* [TASK PROMPT]:
Reproduce the entries exactly, but keep the pictures out of the copy.

* [DATA FOR THE TASK]:
○ ○ ○
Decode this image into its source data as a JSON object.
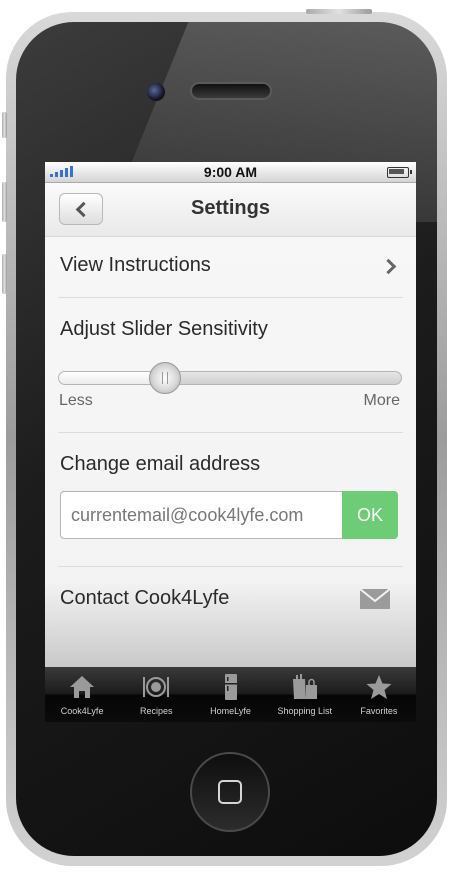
{
  "status_bar": {
    "time": "9:00 AM"
  },
  "nav": {
    "title": "Settings",
    "back_icon": "chevron-left-icon"
  },
  "settings": {
    "view_instructions": "View Instructions",
    "slider_title": "Adjust Slider Sensitivity",
    "slider_min_label": "Less",
    "slider_max_label": "More",
    "slider_value_fraction": 0.31,
    "email_title": "Change email address",
    "email_value": "currentemail@cook4lyfe.com",
    "ok_label": "OK",
    "contact_label": "Contact Cook4Lyfe"
  },
  "tabs": [
    {
      "label": "Cook4Lyfe",
      "icon": "home-icon"
    },
    {
      "label": "Recipes",
      "icon": "plate-cutlery-icon"
    },
    {
      "label": "HomeLyfe",
      "icon": "fridge-icon"
    },
    {
      "label": "Shopping List",
      "icon": "shopping-bag-icon"
    },
    {
      "label": "Favorites",
      "icon": "star-icon"
    }
  ],
  "colors": {
    "ok_green": "#6ecb76",
    "tab_bar": "#111111",
    "signal_blue": "#3b6fd0"
  }
}
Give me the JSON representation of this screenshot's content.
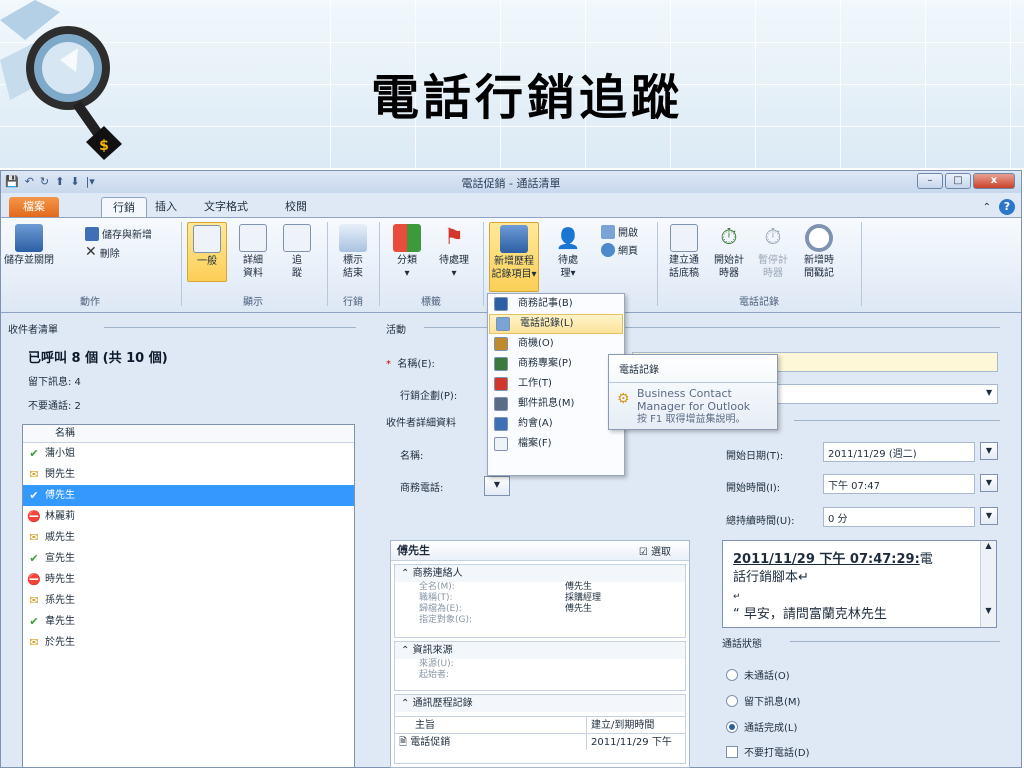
{
  "slide": {
    "title": "電話行銷追蹤"
  },
  "window": {
    "title": "電話促銷 - 通話清單",
    "controls": {
      "minimize": "–",
      "maximize": "□",
      "close": "x"
    }
  },
  "quick_access": [
    "💾",
    "↶",
    "↻",
    "⬆",
    "⬇",
    "|▾"
  ],
  "tabs": [
    {
      "label": "檔案"
    },
    {
      "label": "行銷"
    },
    {
      "label": "插入"
    },
    {
      "label": "文字格式"
    },
    {
      "label": "校閱"
    }
  ],
  "ribbon": {
    "groups": {
      "actions": {
        "label": "動作",
        "save_close": "儲存並關閉",
        "save_new": "儲存與新增",
        "delete": "刪除"
      },
      "display": {
        "label": "顯示",
        "general": "一般",
        "details_1": "詳細",
        "details_2": "資料",
        "trace_1": "追",
        "trace_2": "蹤"
      },
      "activity": {
        "label": "行銷",
        "mark_1": "標示",
        "mark_2": "結束"
      },
      "tags": {
        "label": "標籤",
        "category": "分類",
        "followup": "待處理"
      },
      "history": {
        "new_1": "新增歷程",
        "new_2": "記錄項目",
        "process_1": "待處",
        "process_2": "理",
        "open": "開啟",
        "web": "網頁"
      },
      "call_log": {
        "label": "電話記錄",
        "create_1": "建立通",
        "create_2": "話底稿",
        "start_1": "開始計",
        "start_2": "時器",
        "pause_1": "暫停計",
        "pause_2": "時器",
        "add_1": "新增時",
        "add_2": "間戳記"
      }
    }
  },
  "left": {
    "header": "收件者清單",
    "called_summary": "已呼叫 8 個 (共 10 個)",
    "left_message": "留下訊息: 4",
    "no_call": "不要通話: 2",
    "list_header": "名稱",
    "items": [
      {
        "name": "蒲小姐",
        "status": "done"
      },
      {
        "name": "閔先生",
        "status": "msg"
      },
      {
        "name": "傅先生",
        "status": "done",
        "selected": true
      },
      {
        "name": "林麗莉",
        "status": "no"
      },
      {
        "name": "戚先生",
        "status": "msg"
      },
      {
        "name": "宣先生",
        "status": "done"
      },
      {
        "name": "時先生",
        "status": "no"
      },
      {
        "name": "孫先生",
        "status": "msg"
      },
      {
        "name": "韋先生",
        "status": "done"
      },
      {
        "name": "於先生",
        "status": "msg"
      }
    ]
  },
  "activity": {
    "header": "活動",
    "name_label": "名稱(E):",
    "campaign_label": "行銷企劃(P):",
    "recipient_header": "收件者詳細資料",
    "recipient_name_label": "名稱:",
    "business_phone_label": "商務電話:"
  },
  "dropdown_menu": [
    {
      "label": "商務記事(B)"
    },
    {
      "label": "電話記錄(L)",
      "hover": true
    },
    {
      "label": "商機(O)"
    },
    {
      "label": "商務專案(P)"
    },
    {
      "label": "工作(T)"
    },
    {
      "label": "郵件訊息(M)"
    },
    {
      "label": "約會(A)"
    },
    {
      "label": "檔案(F)"
    }
  ],
  "tooltip": {
    "title": "電話記錄",
    "line1": "Business Contact",
    "line2": "Manager for Outlook",
    "line3": "按 F1 取得增益集說明。"
  },
  "schedule": {
    "start_date_label": "開始日期(T):",
    "start_date": "2011/11/29 (週二)",
    "start_time_label": "開始時間(I):",
    "start_time": "下午 07:47",
    "duration_label": "總持續時間(U):",
    "duration": "0 分"
  },
  "card": {
    "title": "傅先生",
    "select_btn": "選取",
    "business_contact": "商務連絡人",
    "full_name_label": "全名(M):",
    "full_name": "傅先生",
    "job_label": "職稱(T):",
    "job": "採購經理",
    "display_as_label": "歸檔為(E):",
    "display_as": "傅先生",
    "assigned_label": "指定對象(G):",
    "source_header": "資訊來源",
    "source_label": "來源(U):",
    "initiator_label": "起始者:",
    "history_header": "通訊歷程記錄",
    "col_subject": "主旨",
    "col_date": "建立/到期時間",
    "hist_subject": "電話促銷",
    "hist_date": "2011/11/29 下午"
  },
  "notes": {
    "timestamp": "2011/11/29  下午  07:47:29:",
    "line1_rest": "電",
    "line2": "話行銷腳本",
    "line3": "“  早安，請問富蘭克林先生"
  },
  "call_status": {
    "header": "通話狀態",
    "options": [
      {
        "label": "未通話(O)",
        "checked": false
      },
      {
        "label": "留下訊息(M)",
        "checked": false
      },
      {
        "label": "通話完成(L)",
        "checked": true
      }
    ],
    "no_call_label": "不要打電話(D)"
  }
}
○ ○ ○
* [RESPONSE]:
Decode this image into its source data as a JSON object.
{
  "status_bar": {
    "time": "9:00 AM"
  },
  "nav": {
    "title": "Settings",
    "back_icon": "chevron-left-icon"
  },
  "settings": {
    "view_instructions": "View Instructions",
    "slider_title": "Adjust Slider Sensitivity",
    "slider_min_label": "Less",
    "slider_max_label": "More",
    "slider_value_fraction": 0.31,
    "email_title": "Change email address",
    "email_value": "currentemail@cook4lyfe.com",
    "ok_label": "OK",
    "contact_label": "Contact Cook4Lyfe"
  },
  "tabs": [
    {
      "label": "Cook4Lyfe",
      "icon": "home-icon"
    },
    {
      "label": "Recipes",
      "icon": "plate-cutlery-icon"
    },
    {
      "label": "HomeLyfe",
      "icon": "fridge-icon"
    },
    {
      "label": "Shopping List",
      "icon": "shopping-bag-icon"
    },
    {
      "label": "Favorites",
      "icon": "star-icon"
    }
  ],
  "colors": {
    "ok_green": "#6ecb76",
    "tab_bar": "#111111",
    "signal_blue": "#3b6fd0"
  }
}
Give me the JSON representation of this screenshot's content.
{
  "slide": {
    "title": "電話行銷追蹤"
  },
  "window": {
    "title": "電話促銷 - 通話清單",
    "controls": {
      "minimize": "–",
      "maximize": "□",
      "close": "x"
    }
  },
  "quick_access": [
    "💾",
    "↶",
    "↻",
    "⬆",
    "⬇",
    "|▾"
  ],
  "tabs": [
    {
      "label": "檔案"
    },
    {
      "label": "行銷"
    },
    {
      "label": "插入"
    },
    {
      "label": "文字格式"
    },
    {
      "label": "校閱"
    }
  ],
  "ribbon": {
    "groups": {
      "actions": {
        "label": "動作",
        "save_close": "儲存並關閉",
        "save_new": "儲存與新增",
        "delete": "刪除"
      },
      "display": {
        "label": "顯示",
        "general": "一般",
        "details_1": "詳細",
        "details_2": "資料",
        "trace_1": "追",
        "trace_2": "蹤"
      },
      "activity": {
        "label": "行銷",
        "mark_1": "標示",
        "mark_2": "結束"
      },
      "tags": {
        "label": "標籤",
        "category": "分類",
        "followup": "待處理"
      },
      "history": {
        "new_1": "新增歷程",
        "new_2": "記錄項目",
        "process_1": "待處",
        "process_2": "理",
        "open": "開啟",
        "web": "網頁"
      },
      "call_log": {
        "label": "電話記錄",
        "create_1": "建立通",
        "create_2": "話底稿",
        "start_1": "開始計",
        "start_2": "時器",
        "pause_1": "暫停計",
        "pause_2": "時器",
        "add_1": "新增時",
        "add_2": "間戳記"
      }
    }
  },
  "left": {
    "header": "收件者清單",
    "called_summary": "已呼叫 8 個 (共 10 個)",
    "left_message": "留下訊息: 4",
    "no_call": "不要通話: 2",
    "list_header": "名稱",
    "items": [
      {
        "name": "蒲小姐",
        "status": "done"
      },
      {
        "name": "閔先生",
        "status": "msg"
      },
      {
        "name": "傅先生",
        "status": "done",
        "selected": true
      },
      {
        "name": "林麗莉",
        "status": "no"
      },
      {
        "name": "戚先生",
        "status": "msg"
      },
      {
        "name": "宣先生",
        "status": "done"
      },
      {
        "name": "時先生",
        "status": "no"
      },
      {
        "name": "孫先生",
        "status": "msg"
      },
      {
        "name": "韋先生",
        "status": "done"
      },
      {
        "name": "於先生",
        "status": "msg"
      }
    ]
  },
  "activity": {
    "header": "活動",
    "name_label": "名稱(E):",
    "campaign_label": "行銷企劃(P):",
    "recipient_header": "收件者詳細資料",
    "recipient_name_label": "名稱:",
    "business_phone_label": "商務電話:"
  },
  "dropdown_menu": [
    {
      "label": "商務記事(B)"
    },
    {
      "label": "電話記錄(L)",
      "hover": true
    },
    {
      "label": "商機(O)"
    },
    {
      "label": "商務專案(P)"
    },
    {
      "label": "工作(T)"
    },
    {
      "label": "郵件訊息(M)"
    },
    {
      "label": "約會(A)"
    },
    {
      "label": "檔案(F)"
    }
  ],
  "tooltip": {
    "title": "電話記錄",
    "line1": "Business Contact",
    "line2": "Manager for Outlook",
    "line3": "按 F1 取得增益集說明。"
  },
  "schedule": {
    "start_date_label": "開始日期(T):",
    "start_date": "2011/11/29 (週二)",
    "start_time_label": "開始時間(I):",
    "start_time": "下午 07:47",
    "duration_label": "總持續時間(U):",
    "duration": "0 分"
  },
  "card": {
    "title": "傅先生",
    "select_btn": "選取",
    "business_contact": "商務連絡人",
    "full_name_label": "全名(M):",
    "full_name": "傅先生",
    "job_label": "職稱(T):",
    "job": "採購經理",
    "display_as_label": "歸檔為(E):",
    "display_as": "傅先生",
    "assigned_label": "指定對象(G):",
    "source_header": "資訊來源",
    "source_label": "來源(U):",
    "initiator_label": "起始者:",
    "history_header": "通訊歷程記錄",
    "col_subject": "主旨",
    "col_date": "建立/到期時間",
    "hist_subject": "電話促銷",
    "hist_date": "2011/11/29 下午"
  },
  "notes": {
    "timestamp": "2011/11/29  下午  07:47:29:",
    "line1_rest": "電",
    "line2": "話行銷腳本",
    "line3": "“  早安，請問富蘭克林先生"
  },
  "call_status": {
    "header": "通話狀態",
    "options": [
      {
        "label": "未通話(O)",
        "checked": false
      },
      {
        "label": "留下訊息(M)",
        "checked": false
      },
      {
        "label": "通話完成(L)",
        "checked": true
      }
    ],
    "no_call_label": "不要打電話(D)"
  }
}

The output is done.